Breast cancer time bomb as screening drops and waiting lists rise | Fieldfisher
Skip to main content

Breast cancer time bomb as screening drops and waiting lists rise

Worrying data this month from the NHS is that patients in some parts of the UK face more than a year-and-a-half wait for certain hospital treatments, far exceeding NHS targets that 92 per cent should be treated within 18 weeks of GP referral.

Different areas of the country fared worse for certain treatments -  with patients, for example, in Bedfordshire hospitals waiting 89 weeks for orthopaedic treatment, those within the Lancashire Teaching Hospital NHS Foundation Trust waiting 95 weeks for breast surgery, while in West Suffolk, the wait for colorectal surgery was 80 weeks.

To make matters worse, with six million people already on the waiting list, health secretary Sajid Javid has admitted the wait is likely to continue to rise over the next two and a half years, putting at fundamental risk the Government's 10-year strategic 'national war on cancer' announced last month, which focuses first and foremost on early diagnosis.
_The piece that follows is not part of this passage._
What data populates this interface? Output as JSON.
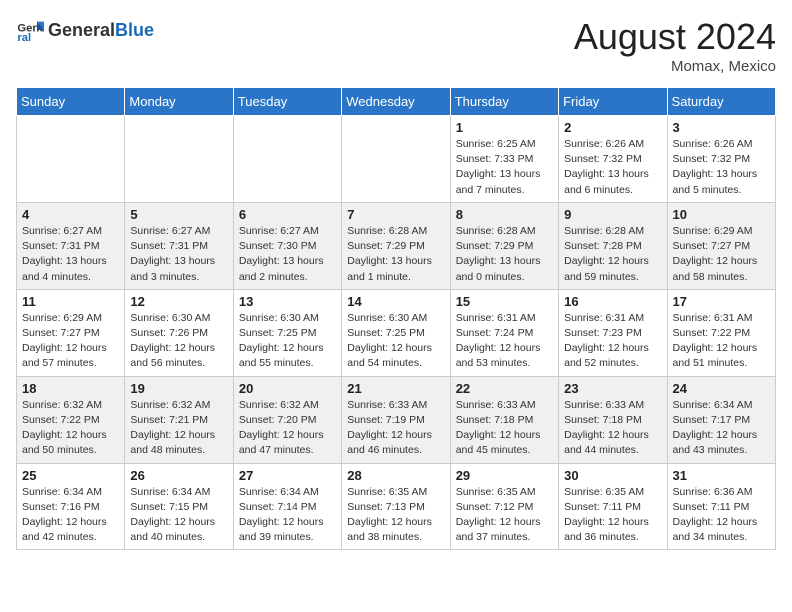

The Government's 'war' includes 10m extra diagnostic tests — including for breast cancer — conducted by 2025 in diagnostic hubs set up within the community in car parks and shopping centres.

Among my case load, the figure that perhaps is the most concerning is that half of women with breast cancer symptoms are waiting longer than the two-week target for referral, with many already referred to a breast cancer specialist waiting more than a month to be seen.

This relegates breast cancer treatment to a record low and much worse than other cancers, such as lung, testicular and brain cancer where more than 90 per cent of people are still being seen within the recommended two weeks.

On top of this, NHS England reported today that the number of women screened for breast cancer last year was a million lower than pre-pandemic levels, making it the lowest number of women screened for two decades.

The unsurprising outcome is that 7,000 fewer breast cancer cases were detected during 2020/21 compared to the previous year.

Generally, women are invited for initial breast cancer screening between the ages of 50 and 53, and then invited to checks once every three years until they are 70. Across all age groups, national coverage for breast cancer — the proportion of women checked every three years — dropped during the first year of the pandemic and was lowest among 53 to 54-year-olds.

London had the lowest screening levels at just over 50 percent, followed by the North West and the West Midlands.

The brutal truth is that these delays in diagnoses will reduce women's survival chances from a cancer that had sat within the top five of most survivable cancers five years after diagnosis.

Read about our cancer misdiagnosis claims.